From March to September, oysters are planted in the Chesapeake Bay. In the last 20 years, almost 6 billion have been dropped back into the water to shore up the oyster population. (NOAA)
From March to September, oysters are planted in the Chesapeake Bay. In the last 20 years, almost 6 billion have been dropped back into the water to shore up the oyster population. (NOAA)
March 21, 2016

ANNAPOLIS, Md. - Now that the weather for it is better, there's a major oyster reseeding effort in the Chesapeake Bay and its tributaries.

Bryan Kent Gomes at the nonprofit Oyster Recovery Partnership says the mission is to increase the number of oysters in the Bay.
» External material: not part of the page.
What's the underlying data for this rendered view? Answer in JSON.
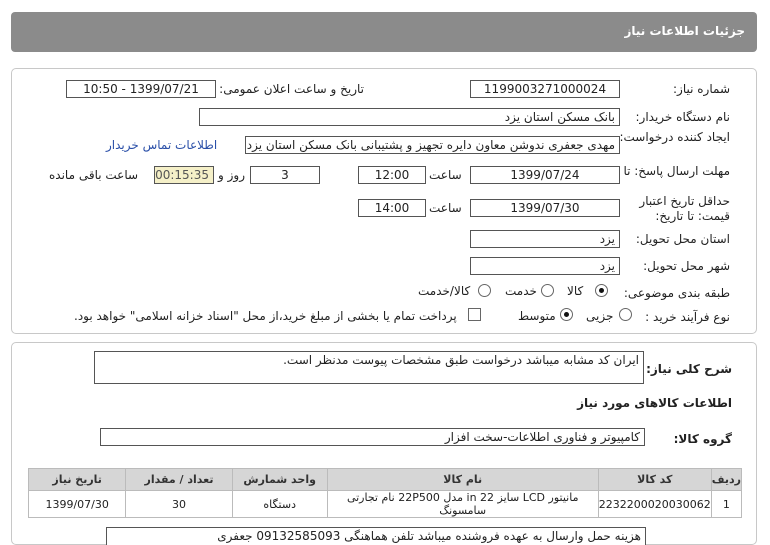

In the last two decades, they've planted almost 6 billion in sanctuaries, managed reserves and public fishing grounds.

He says another big part of the effort is to work with restaurants and businesses to recycle oyster shells back into the Bay, since they are the best material to restore the reefs.

Gomes, the partnership's manager of special programs, says every half-shell collected creates a new home for approximately 10 baby oysters.

"The shell is a very limited natural resource, so it's important that it is saved and not thrown in the trash," he says. "Not to mention it can save restaurant owner a lot of money when they move it from the trash can to the recycle bin, and get it back to our organization."

Since its launch, a program known as the Shell Recovery Alliance has recycled almost 3,000 tons of oyster shells. In addition to restaurants and businesses, used shells are collected from public drop sites.

Gomes explains the restaurants and shucking facilities that participate in the recycling program get a tax break, and save money on labor and trash fees.

"Today, six years later, it's grown to over 200 restaurants in northern Virginia, D.C., Maryland, Delaware," he says. "And guys full-time hitting these major metropolitan areas through the region are bringing back about 120 bushels each time they hit a couple dozen restaurants in a day."

The oyster is a filter feeder. It sucks in water, filters out the plankton and debris, then spits the water back out, which cleans the water around it. One oyster can filter more than 50 gallons in 24 hours.

However, Gomes says a combination of disease, pollution and over-fishing means today, less than one-percent of the original 17th-century oyster population remains in the Bay.

Veronica Carter, Public News Service - MD